Task item:
From first line to last, retype the data exactly.
*** Opening of Task data ***
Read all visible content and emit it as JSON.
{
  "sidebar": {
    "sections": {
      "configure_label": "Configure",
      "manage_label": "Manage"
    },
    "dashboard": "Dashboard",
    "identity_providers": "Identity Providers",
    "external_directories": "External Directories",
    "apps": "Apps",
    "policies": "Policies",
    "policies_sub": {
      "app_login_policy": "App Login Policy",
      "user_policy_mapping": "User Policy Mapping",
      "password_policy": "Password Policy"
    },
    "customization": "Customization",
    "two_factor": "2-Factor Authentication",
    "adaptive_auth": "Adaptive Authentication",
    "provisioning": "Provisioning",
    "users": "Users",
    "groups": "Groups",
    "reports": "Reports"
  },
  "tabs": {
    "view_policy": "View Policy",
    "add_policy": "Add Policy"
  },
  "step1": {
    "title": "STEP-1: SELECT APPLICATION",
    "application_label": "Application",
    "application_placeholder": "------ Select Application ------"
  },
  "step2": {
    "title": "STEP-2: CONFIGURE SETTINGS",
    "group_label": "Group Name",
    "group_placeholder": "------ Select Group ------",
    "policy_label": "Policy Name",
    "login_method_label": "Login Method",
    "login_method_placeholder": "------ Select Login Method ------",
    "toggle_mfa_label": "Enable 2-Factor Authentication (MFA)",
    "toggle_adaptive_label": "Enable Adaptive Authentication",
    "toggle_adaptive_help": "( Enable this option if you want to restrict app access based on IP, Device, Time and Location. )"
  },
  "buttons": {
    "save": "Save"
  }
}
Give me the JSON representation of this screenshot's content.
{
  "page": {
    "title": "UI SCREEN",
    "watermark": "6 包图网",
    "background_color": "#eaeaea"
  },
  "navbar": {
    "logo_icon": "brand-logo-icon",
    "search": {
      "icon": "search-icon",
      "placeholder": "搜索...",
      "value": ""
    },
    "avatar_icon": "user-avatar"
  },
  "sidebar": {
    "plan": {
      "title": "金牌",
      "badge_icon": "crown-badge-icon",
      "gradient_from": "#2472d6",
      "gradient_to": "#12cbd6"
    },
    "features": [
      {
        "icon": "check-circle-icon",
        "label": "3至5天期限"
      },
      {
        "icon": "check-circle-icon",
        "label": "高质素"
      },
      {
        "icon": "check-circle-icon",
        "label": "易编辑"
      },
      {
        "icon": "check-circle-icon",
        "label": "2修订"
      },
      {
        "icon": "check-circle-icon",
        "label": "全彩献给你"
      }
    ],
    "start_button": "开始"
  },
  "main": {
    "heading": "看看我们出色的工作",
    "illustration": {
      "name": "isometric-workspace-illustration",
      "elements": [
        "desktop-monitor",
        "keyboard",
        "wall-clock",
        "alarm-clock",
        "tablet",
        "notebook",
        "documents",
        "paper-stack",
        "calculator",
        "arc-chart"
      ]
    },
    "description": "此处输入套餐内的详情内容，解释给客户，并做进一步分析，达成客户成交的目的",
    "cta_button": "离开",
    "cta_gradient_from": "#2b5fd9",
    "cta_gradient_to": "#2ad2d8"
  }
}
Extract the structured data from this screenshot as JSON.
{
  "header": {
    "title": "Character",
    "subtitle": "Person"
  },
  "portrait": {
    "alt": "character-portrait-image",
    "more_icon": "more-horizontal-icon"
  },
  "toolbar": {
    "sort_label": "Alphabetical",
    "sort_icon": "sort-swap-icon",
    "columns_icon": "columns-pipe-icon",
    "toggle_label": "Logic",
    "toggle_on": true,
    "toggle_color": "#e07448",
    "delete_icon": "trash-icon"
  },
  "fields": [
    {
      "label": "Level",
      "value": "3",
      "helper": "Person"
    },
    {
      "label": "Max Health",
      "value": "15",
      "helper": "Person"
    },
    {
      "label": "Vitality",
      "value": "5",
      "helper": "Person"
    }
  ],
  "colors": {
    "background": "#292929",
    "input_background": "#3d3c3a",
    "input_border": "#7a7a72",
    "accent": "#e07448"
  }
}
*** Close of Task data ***
Solved exercise:
Read all visible content and emit it as JSON.
{
  "sidebar": {
    "sections": {
      "configure_label": "Configure",
      "manage_label": "Manage"
    },
    "dashboard": "Dashboard",
    "identity_providers": "Identity Providers",
    "external_directories": "External Directories",
    "apps": "Apps",
    "policies": "Policies",
    "policies_sub": {
      "app_login_policy": "App Login Policy",
      "user_policy_mapping": "User Policy Mapping",
      "password_policy": "Password Policy"
    },
    "customization": "Customization",
    "two_factor": "2-Factor Authentication",
    "adaptive_auth": "Adaptive Authentication",
    "provisioning": "Provisioning",
    "users": "Users",
    "groups": "Groups",
    "reports": "Reports"
  },
  "tabs": {
    "view_policy": "View Policy",
    "add_policy": "Add Policy"
  },
  "step1": {
    "title": "STEP-1: SELECT APPLICATION",
    "application_label": "Application",
    "application_placeholder": "------ Select Application ------"
  },
  "step2": {
    "title": "STEP-2: CONFIGURE SETTINGS",
    "group_label": "Group Name",
    "group_placeholder": "------ Select Group ------",
    "policy_label": "Policy Name",
    "login_method_label": "Login Method",
    "login_method_placeholder": "------ Select Login Method ------",
    "toggle_mfa_label": "Enable 2-Factor Authentication (MFA)",
    "toggle_adaptive_label": "Enable Adaptive Authentication",
    "toggle_adaptive_help": "( Enable this option if you want to restrict app access based on IP, Device, Time and Location. )"
  },
  "buttons": {
    "save": "Save"
  }
}
Give me the JSON representation of this screenshot's content.
{
  "page": {
    "title": "UI SCREEN",
    "watermark": "6 包图网",
    "background_color": "#eaeaea"
  },
  "navbar": {
    "logo_icon": "brand-logo-icon",
    "search": {
      "icon": "search-icon",
      "placeholder": "搜索...",
      "value": ""
    },
    "avatar_icon": "user-avatar"
  },
  "sidebar": {
    "plan": {
      "title": "金牌",
      "badge_icon": "crown-badge-icon",
      "gradient_from": "#2472d6",
      "gradient_to": "#12cbd6"
    },
    "features": [
      {
        "icon": "check-circle-icon",
        "label": "3至5天期限"
      },
      {
        "icon": "check-circle-icon",
        "label": "高质素"
      },
      {
        "icon": "check-circle-icon",
        "label": "易编辑"
      },
      {
        "icon": "check-circle-icon",
        "label": "2修订"
      },
      {
        "icon": "check-circle-icon",
        "label": "全彩献给你"
      }
    ],
    "start_button": "开始"
  },
  "main": {
    "heading": "看看我们出色的工作",
    "illustration": {
      "name": "isometric-workspace-illustration",
      "elements": [
        "desktop-monitor",
        "keyboard",
        "wall-clock",
        "alarm-clock",
        "tablet",
        "notebook",
        "documents",
        "paper-stack",
        "calculator",
        "arc-chart"
      ]
    },
    "description": "此处输入套餐内的详情内容，解释给客户，并做进一步分析，达成客户成交的目的",
    "cta_button": "离开",
    "cta_gradient_from": "#2b5fd9",
    "cta_gradient_to": "#2ad2d8"
  }
}
Extract the structured data from this screenshot as JSON.
{
  "header": {
    "title": "Character",
    "subtitle": "Person"
  },
  "portrait": {
    "alt": "character-portrait-image",
    "more_icon": "more-horizontal-icon"
  },
  "toolbar": {
    "sort_label": "Alphabetical",
    "sort_icon": "sort-swap-icon",
    "columns_icon": "columns-pipe-icon",
    "toggle_label": "Logic",
    "toggle_on": true,
    "toggle_color": "#e07448",
    "delete_icon": "trash-icon"
  },
  "fields": [
    {
      "label": "Level",
      "value": "3",
      "helper": "Person"
    },
    {
      "label": "Max Health",
      "value": "15",
      "helper": "Person"
    },
    {
      "label": "Vitality",
      "value": "5",
      "helper": "Person"
    }
  ],
  "colors": {
    "background": "#292929",
    "input_background": "#3d3c3a",
    "input_border": "#7a7a72",
    "accent": "#e07448"
  }
}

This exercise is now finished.